According to the report, one needs more frequent revisits, especially as mobile platforms like ships and other transport systems may have to be tracked. As one would like to track such objects at night or under cloud cover conditions, one has to use optical imaging satellites as well as radar imaging satellites to get good imagery under all conditions. Electronic intelligence satellites (ELINTs) have antenna arrays to monitor electrical radiation from emitting sources. This will help in locating such sources (ships, radar stations and other such installations). The report also stresses the importance of technology. Nano-satellites in the mass range of 1-10 kg or micro-satellites in the mass range 10-100 kg or small satellites 100-1000 kg can be designed and employed for such applications. Small satellites will perhaps be more suited for the purpose of ELINT, optical and radar imaging to meet the 24×7 ISR requirements. A constellation of 15-18 satellites will be required. More satellites in the constellation can further reduce the time gap between revisits.
The second report titled “Space, War and Security: A Strategy for India” authored by Prof S Chandrashekar, presents a critical appraisal of Indian capabilities to monitor and use the space environment for various military tasks. These include Command & Control, Intelligence, Surveillance & Reconnaissance as well as a number of other space functions such as navigation and weather services. It makes a strong case for a new strategy that integrates these components into a coherent national strategy that is relevant for the country at this point in time. The formulation and implementation of such a strategy will also need a significant enhancement in capabilities to build and launch satellites. These are identified in some detail. India also needs a significant augmentation of its ground based radar and optical tracking facilities in order to monitor the happenings in space on a real time basis. Finally the report addresses the need to re-organize and restructure our entire national security complex to be aligned to this new global reality.
Two more reports, titled “Identification of Uranium Mill sites from Open Source satellite Images” & “Estimating Uranium Mill Capacity Using Satellite Pictures” authored jointly by S. Chandrashekar, Lalitha Sundaresan & Bhupendra Jassani focus on the use of openly available satellite imagery for the identification of Uranium mills.

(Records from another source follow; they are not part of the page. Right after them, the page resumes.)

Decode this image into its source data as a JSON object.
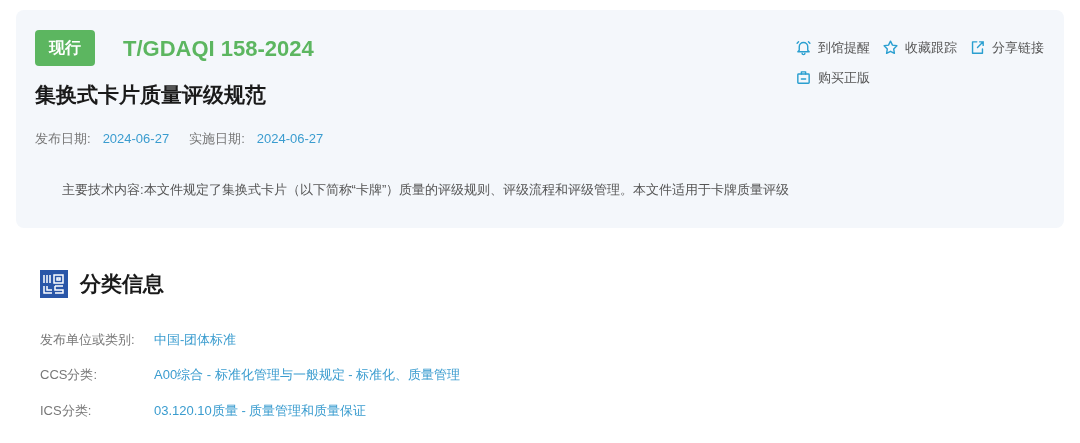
{
  "standard": {
    "status": {
      "label": "现行",
      "kind": "current"
    },
    "code": "T/GDAQI 158-2024",
    "title": "集换式卡片质量评级规范",
    "dates": [
      {
        "label": "发布日期:",
        "value": "2024-06-27"
      },
      {
        "label": "实施日期:",
        "value": "2024-06-27"
      }
    ],
    "summary": "主要技术内容:本文件规定了集换式卡片（以下简称“卡牌”）质量的评级规则、评级流程和评级管理。本文件适用于卡牌质量评级"
  },
  "actions": [
    {
      "label": "到馆提醒",
      "kind": "bell"
    },
    {
      "label": "收藏跟踪",
      "kind": "star"
    },
    {
      "label": "分享链接",
      "kind": "share"
    },
    {
      "label": "购买正版",
      "kind": "bag"
    }
  ],
  "classification": {
    "heading": "分类信息",
    "rows": [
      {
        "label": "发布单位或类别:",
        "value": "中国-团体标准"
      },
      {
        "label": "CCS分类:",
        "value": "A00综合 - 标准化管理与一般规定 - 标准化、质量管理"
      },
      {
        "label": "ICS分类:",
        "value": "03.120.10质量 - 质量管理和质量保证"
      }
    ]
  }
}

Its authors explained “using a sample of known Uranium mills from across the world a set of keys has been derived. These keys link observables in the satellite image (Google Earth image) with equipment and materials related to the processing of Uranium ore. Based on these features and their sequencing in the process a step by step algorithm for the identification of a Uranium mill has been worked out.”
Bulletin of Atomic Scientists, Vol.71, Issue 3
Subrata Ghoshroy, Adjunct Faculty, ISSSP, NIAS & Research Associate, Program in Science, Technology, and Society, MIT
After spending 674 days in space, the military space plane known as the X-37B returned to Earth in October 2014. But no one really knows what its purpose was, or what it had been doing all that time, leading to all kinds of guessing in the popular press. Photos show something that looks like a baby space shuttle, and television newscasts suggested it could be a space bomber or a satellite meant to spy on other satellites. Using publicly accessible documents, the author attempts to piece together the plane’s likely mission, and writes that the X-37B illustrates the United States’ continuing interest in militarizing space and, possibly, weaponizing it in the future. He argues that such an approach inadvertently harms the security of the United States’ own space assets.